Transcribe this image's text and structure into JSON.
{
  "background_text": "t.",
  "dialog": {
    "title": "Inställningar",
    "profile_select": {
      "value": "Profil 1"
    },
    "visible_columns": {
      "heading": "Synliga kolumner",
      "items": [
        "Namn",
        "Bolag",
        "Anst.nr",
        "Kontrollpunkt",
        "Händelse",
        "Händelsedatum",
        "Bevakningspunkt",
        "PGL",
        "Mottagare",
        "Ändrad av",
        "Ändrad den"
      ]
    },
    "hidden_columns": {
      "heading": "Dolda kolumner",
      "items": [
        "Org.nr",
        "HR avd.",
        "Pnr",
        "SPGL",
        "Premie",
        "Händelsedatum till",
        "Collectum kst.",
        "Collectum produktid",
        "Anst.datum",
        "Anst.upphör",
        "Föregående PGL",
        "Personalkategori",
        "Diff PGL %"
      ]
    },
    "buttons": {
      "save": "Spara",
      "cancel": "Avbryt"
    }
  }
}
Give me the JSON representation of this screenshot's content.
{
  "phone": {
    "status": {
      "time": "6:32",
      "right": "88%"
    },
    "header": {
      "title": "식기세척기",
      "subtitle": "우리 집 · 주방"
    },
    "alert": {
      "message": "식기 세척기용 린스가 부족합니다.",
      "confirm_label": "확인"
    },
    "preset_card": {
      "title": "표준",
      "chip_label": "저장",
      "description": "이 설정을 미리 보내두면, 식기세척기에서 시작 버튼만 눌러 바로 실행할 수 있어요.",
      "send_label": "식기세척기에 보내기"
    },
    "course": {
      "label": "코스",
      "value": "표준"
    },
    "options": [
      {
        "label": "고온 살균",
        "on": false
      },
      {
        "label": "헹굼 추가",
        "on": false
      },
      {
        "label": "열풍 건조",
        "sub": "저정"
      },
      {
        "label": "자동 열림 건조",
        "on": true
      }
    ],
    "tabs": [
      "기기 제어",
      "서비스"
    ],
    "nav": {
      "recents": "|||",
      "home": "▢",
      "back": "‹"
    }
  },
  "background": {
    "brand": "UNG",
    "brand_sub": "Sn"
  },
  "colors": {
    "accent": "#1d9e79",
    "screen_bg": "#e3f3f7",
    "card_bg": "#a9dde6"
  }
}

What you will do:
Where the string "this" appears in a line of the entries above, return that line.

Reply:
Transcribe this image's text and structure into JSON.
Give me the JSON representation of this screenshot's content.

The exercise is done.